Pauline Griffiths, one of the members of Audlem History Society, gave us an excellent and highly informative insight into the history of Liverpool's docks over a 300 year period, from the construction of Liverpool's Old Dock in 1715 right through to the present day. Intertwined with the talk was Pauline's own personal story of living down by the docks and her family's history as Welsh immigrants, coming to work on the docks as blacksmiths, shoeing the working horses.

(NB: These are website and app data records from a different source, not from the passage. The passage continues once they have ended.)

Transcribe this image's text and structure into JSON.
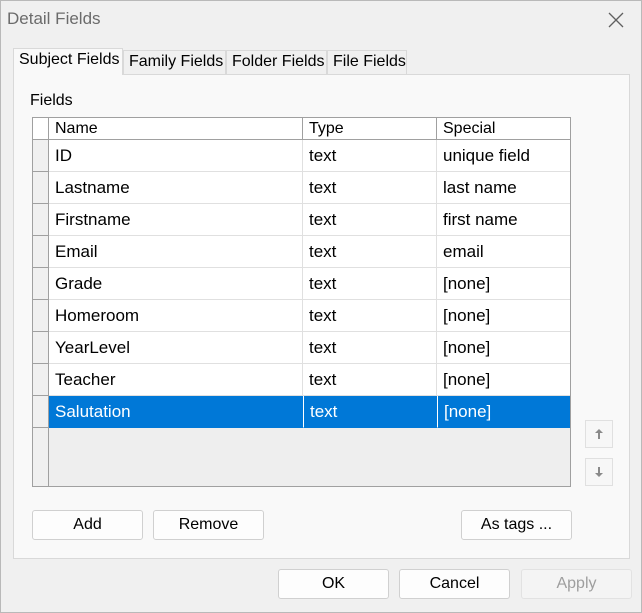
{
  "window": {
    "title": "Detail Fields"
  },
  "tabs": [
    {
      "label": "Subject Fields",
      "active": true
    },
    {
      "label": "Family Fields",
      "active": false
    },
    {
      "label": "Folder Fields",
      "active": false
    },
    {
      "label": "File Fields",
      "active": false
    }
  ],
  "panel": {
    "fields_label": "Fields",
    "columns": [
      "Name",
      "Type",
      "Special"
    ],
    "rows": [
      {
        "name": "ID",
        "type": "text",
        "special": "unique field"
      },
      {
        "name": "Lastname",
        "type": "text",
        "special": "last name"
      },
      {
        "name": "Firstname",
        "type": "text",
        "special": "first name"
      },
      {
        "name": "Email",
        "type": "text",
        "special": "email"
      },
      {
        "name": "Grade",
        "type": "text",
        "special": "[none]"
      },
      {
        "name": "Homeroom",
        "type": "text",
        "special": "[none]"
      },
      {
        "name": "YearLevel",
        "type": "text",
        "special": "[none]"
      },
      {
        "name": "Teacher",
        "type": "text",
        "special": "[none]"
      },
      {
        "name": "Salutation",
        "type": "text",
        "special": "[none]",
        "selected": true
      }
    ],
    "add_label": "Add",
    "remove_label": "Remove",
    "as_tags_label": "As tags ..."
  },
  "footer": {
    "ok_label": "OK",
    "cancel_label": "Cancel",
    "apply_label": "Apply"
  },
  "colors": {
    "selection": "#0078d7",
    "window_bg": "#f0f0f0"
  },
  "icons": {
    "close": "close-icon",
    "move_up": "arrow-up-icon",
    "move_down": "arrow-down-icon"
  }
}
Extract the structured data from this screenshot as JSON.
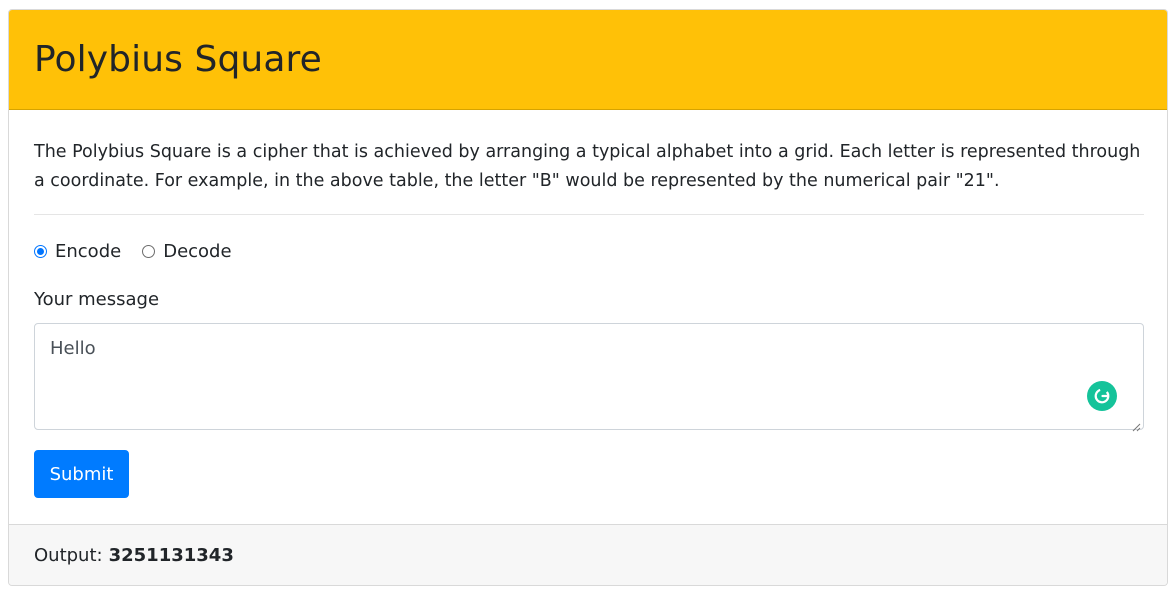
{
  "header": {
    "title": "Polybius Square",
    "background_color": "#ffc107"
  },
  "body": {
    "description": "The Polybius Square is a cipher that is achieved by arranging a typical alphabet into a grid. Each letter is represented through a coordinate. For example, in the above table, the letter \"B\" would be represented by the numerical pair \"21\".",
    "mode": {
      "options": [
        {
          "label": "Encode",
          "checked": true
        },
        {
          "label": "Decode",
          "checked": false
        }
      ]
    },
    "message": {
      "label": "Your message",
      "value": "Hello",
      "assistant_icon": "grammarly-icon"
    },
    "submit": {
      "label": "Submit",
      "color": "#007bff"
    }
  },
  "footer": {
    "output_label": "Output:",
    "output_value": "3251131343"
  }
}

Throughout her talk, she illustrated how important the docks were to Liverpool's prosperity and to the country as a whole. 43 docks, covering 7.5 miles of Liverpool's waterfront made such a significant impact in so many ways, making Liverpool the second city of the British Empire. Important landmark events, such as the transatlantic Slave trade, the Industrial Revolution years, the impact of wars, the port's vital contribution to the war effort in WW2 as the country's main supply and despatch port and mass emigration from Liverpool to North America, Australia and New Zealand were all covered. She looked to the future and established that, despite the very many challenges the docks had faced in the past, the port had been handed the lifeline and investment that it needed in the 21st century, giving it a firm and secure foundation on which to build. Old docks now have new leases of life which are attractive to both locals and tourists and more cruise ships are visiting Liverpool, spilling out their interested cruise passengers onto Liverpool's iconic waterfront. She left us with the message that Liverpool and its docks still have a lot to offer and the future for both is bright.
Our 23/24 programme will commence on September 21st with a talk given by Jeremy Nicholls on 100 years of trains to Audlem – 1863 to1963.